## Material shown
#####
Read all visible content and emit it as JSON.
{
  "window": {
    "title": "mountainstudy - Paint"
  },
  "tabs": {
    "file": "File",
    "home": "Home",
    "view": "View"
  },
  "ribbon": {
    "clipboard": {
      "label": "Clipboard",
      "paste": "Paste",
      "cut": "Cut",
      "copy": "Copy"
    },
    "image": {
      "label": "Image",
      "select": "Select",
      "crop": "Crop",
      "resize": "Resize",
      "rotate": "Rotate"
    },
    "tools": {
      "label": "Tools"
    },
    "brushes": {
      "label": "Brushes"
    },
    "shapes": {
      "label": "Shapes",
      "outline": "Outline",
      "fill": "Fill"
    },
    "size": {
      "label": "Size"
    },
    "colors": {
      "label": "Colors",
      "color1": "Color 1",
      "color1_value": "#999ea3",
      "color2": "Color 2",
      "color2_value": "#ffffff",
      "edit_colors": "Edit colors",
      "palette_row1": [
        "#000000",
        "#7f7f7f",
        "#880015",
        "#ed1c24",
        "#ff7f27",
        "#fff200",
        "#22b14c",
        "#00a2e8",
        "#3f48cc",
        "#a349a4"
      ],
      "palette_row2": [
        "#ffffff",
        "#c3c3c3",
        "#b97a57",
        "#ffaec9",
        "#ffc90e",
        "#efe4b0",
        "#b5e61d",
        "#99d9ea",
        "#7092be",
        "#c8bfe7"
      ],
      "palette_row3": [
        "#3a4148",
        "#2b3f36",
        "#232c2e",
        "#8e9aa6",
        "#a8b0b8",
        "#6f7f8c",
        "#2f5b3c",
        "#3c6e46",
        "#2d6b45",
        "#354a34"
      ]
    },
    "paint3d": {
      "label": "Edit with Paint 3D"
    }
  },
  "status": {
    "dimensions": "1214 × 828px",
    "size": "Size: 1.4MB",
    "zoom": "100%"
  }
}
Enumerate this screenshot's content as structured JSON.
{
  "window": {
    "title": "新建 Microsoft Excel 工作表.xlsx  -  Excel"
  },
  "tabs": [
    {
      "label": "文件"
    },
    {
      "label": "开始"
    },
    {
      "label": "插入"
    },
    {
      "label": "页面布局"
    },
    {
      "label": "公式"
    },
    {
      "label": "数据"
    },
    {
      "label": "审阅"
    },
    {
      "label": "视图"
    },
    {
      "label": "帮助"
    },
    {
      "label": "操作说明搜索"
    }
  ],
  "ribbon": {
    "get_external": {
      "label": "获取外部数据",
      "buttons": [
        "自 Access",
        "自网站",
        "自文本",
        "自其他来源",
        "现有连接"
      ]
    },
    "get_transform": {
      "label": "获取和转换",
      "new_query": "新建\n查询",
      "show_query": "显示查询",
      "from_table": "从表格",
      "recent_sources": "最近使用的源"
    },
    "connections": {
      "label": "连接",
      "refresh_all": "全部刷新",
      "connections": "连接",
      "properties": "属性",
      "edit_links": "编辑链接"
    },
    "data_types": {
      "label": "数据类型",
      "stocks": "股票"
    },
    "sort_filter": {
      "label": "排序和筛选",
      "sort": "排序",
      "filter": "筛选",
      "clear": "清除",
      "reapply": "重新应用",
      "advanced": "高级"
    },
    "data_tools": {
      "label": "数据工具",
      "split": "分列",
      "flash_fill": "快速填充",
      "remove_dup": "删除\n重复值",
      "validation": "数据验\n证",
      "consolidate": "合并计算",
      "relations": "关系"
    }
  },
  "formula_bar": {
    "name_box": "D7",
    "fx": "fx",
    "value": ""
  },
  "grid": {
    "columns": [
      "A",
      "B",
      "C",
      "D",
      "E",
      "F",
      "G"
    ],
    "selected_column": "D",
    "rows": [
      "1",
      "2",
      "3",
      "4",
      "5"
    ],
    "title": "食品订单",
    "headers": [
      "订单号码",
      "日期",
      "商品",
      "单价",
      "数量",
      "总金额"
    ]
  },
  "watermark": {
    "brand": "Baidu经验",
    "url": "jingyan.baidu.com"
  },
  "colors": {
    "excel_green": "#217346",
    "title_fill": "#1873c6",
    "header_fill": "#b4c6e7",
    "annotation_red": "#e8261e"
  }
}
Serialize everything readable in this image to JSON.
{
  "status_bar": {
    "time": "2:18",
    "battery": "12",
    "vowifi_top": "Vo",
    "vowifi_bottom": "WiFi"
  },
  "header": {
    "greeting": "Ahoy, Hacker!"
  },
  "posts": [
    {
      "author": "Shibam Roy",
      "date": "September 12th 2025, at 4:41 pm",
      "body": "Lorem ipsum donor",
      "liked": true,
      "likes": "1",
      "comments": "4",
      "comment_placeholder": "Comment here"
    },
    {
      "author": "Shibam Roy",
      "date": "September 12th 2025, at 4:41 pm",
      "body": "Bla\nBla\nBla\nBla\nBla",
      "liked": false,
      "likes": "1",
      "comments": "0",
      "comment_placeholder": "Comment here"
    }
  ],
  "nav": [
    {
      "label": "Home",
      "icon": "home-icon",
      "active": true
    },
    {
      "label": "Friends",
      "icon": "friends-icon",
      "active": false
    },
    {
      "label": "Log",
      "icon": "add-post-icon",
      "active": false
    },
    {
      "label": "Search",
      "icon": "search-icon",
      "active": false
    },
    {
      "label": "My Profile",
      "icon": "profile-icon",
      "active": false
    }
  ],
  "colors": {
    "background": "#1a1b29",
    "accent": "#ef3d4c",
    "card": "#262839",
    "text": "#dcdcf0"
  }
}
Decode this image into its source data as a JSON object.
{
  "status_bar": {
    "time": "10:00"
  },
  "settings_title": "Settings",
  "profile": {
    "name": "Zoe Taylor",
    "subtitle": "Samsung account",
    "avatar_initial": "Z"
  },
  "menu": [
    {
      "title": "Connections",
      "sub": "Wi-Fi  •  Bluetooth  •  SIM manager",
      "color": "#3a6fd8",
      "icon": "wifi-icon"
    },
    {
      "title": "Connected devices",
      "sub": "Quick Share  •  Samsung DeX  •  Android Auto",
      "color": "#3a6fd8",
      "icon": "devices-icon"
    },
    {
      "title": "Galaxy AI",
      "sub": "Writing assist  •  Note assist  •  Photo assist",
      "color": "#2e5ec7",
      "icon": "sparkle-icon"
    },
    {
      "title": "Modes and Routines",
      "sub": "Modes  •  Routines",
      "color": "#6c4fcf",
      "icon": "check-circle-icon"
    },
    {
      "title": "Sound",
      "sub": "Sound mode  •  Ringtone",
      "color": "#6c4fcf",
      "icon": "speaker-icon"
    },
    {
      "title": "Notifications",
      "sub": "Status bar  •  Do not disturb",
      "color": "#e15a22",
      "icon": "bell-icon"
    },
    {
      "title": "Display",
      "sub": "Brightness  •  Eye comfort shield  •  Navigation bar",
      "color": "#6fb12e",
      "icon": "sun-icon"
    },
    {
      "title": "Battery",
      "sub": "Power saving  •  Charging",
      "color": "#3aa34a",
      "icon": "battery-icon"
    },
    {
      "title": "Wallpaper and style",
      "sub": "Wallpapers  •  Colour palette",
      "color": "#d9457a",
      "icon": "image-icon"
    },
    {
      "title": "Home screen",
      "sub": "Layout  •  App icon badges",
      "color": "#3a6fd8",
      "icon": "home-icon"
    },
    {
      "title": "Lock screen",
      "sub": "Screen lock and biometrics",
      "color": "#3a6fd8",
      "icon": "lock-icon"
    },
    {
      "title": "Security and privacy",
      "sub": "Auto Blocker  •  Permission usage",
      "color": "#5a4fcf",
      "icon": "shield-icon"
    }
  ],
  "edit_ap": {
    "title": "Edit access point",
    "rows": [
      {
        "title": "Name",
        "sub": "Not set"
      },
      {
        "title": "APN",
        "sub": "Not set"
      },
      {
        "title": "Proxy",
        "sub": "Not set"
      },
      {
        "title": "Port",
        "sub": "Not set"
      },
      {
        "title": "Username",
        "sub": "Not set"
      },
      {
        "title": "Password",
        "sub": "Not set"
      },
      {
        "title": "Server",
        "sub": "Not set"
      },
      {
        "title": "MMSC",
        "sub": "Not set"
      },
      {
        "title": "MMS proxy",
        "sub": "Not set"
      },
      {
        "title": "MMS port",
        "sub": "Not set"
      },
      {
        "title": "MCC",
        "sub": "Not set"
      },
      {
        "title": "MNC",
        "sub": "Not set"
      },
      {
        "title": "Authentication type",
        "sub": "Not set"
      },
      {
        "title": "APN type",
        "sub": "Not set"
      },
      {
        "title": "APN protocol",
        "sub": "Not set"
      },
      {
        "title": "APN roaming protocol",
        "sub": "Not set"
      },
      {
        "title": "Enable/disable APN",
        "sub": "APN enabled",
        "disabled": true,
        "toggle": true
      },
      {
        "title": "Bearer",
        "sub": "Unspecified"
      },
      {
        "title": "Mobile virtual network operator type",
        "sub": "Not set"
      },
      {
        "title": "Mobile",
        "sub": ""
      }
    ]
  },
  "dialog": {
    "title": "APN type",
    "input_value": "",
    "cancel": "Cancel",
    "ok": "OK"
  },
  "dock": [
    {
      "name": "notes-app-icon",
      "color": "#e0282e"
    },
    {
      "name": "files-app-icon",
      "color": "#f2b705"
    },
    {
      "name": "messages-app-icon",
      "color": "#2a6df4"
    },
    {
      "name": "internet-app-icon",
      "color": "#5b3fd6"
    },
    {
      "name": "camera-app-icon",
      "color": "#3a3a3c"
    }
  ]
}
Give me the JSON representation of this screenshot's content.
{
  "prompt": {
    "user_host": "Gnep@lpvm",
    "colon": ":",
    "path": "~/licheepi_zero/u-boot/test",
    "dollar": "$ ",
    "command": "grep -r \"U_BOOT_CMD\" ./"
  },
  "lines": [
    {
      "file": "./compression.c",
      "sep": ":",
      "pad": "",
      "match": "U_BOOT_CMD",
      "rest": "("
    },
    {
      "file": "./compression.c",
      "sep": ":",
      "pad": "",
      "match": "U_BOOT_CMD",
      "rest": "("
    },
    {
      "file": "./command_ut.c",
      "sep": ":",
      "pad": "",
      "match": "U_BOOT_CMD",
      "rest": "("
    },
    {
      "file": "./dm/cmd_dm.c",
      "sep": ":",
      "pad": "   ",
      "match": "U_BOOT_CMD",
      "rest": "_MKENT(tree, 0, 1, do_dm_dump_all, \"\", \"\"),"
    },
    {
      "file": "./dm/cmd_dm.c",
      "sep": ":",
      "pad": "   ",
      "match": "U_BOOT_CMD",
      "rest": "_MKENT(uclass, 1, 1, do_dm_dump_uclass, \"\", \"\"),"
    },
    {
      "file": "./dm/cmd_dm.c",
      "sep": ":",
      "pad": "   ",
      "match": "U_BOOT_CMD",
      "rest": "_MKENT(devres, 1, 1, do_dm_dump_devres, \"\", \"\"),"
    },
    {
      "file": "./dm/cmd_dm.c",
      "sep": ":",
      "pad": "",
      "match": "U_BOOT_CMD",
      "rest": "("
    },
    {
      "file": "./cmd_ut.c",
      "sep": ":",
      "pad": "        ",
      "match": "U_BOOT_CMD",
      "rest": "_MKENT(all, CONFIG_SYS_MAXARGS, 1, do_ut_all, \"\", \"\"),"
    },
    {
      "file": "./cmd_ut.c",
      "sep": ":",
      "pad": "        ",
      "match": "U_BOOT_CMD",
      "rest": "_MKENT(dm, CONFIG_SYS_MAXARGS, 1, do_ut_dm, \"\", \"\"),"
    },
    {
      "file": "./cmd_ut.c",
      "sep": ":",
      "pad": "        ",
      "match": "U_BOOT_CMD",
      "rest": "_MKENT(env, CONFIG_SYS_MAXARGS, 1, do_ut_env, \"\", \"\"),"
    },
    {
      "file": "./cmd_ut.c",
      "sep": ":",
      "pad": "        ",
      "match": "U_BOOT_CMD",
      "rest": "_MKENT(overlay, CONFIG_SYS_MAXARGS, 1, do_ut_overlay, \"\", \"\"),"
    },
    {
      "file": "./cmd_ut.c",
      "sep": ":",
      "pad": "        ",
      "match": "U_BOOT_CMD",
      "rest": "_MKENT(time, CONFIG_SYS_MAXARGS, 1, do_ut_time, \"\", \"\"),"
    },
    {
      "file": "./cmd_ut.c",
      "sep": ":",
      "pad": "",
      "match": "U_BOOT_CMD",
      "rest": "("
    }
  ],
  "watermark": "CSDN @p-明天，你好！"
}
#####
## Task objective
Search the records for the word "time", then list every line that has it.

## Result of the task
    "time": "2:18",
    "time": "10:00"
      "rest": "_MKENT(time, CONFIG_SYS_MAXARGS, 1, do_ut_time, \"\", \"\"),"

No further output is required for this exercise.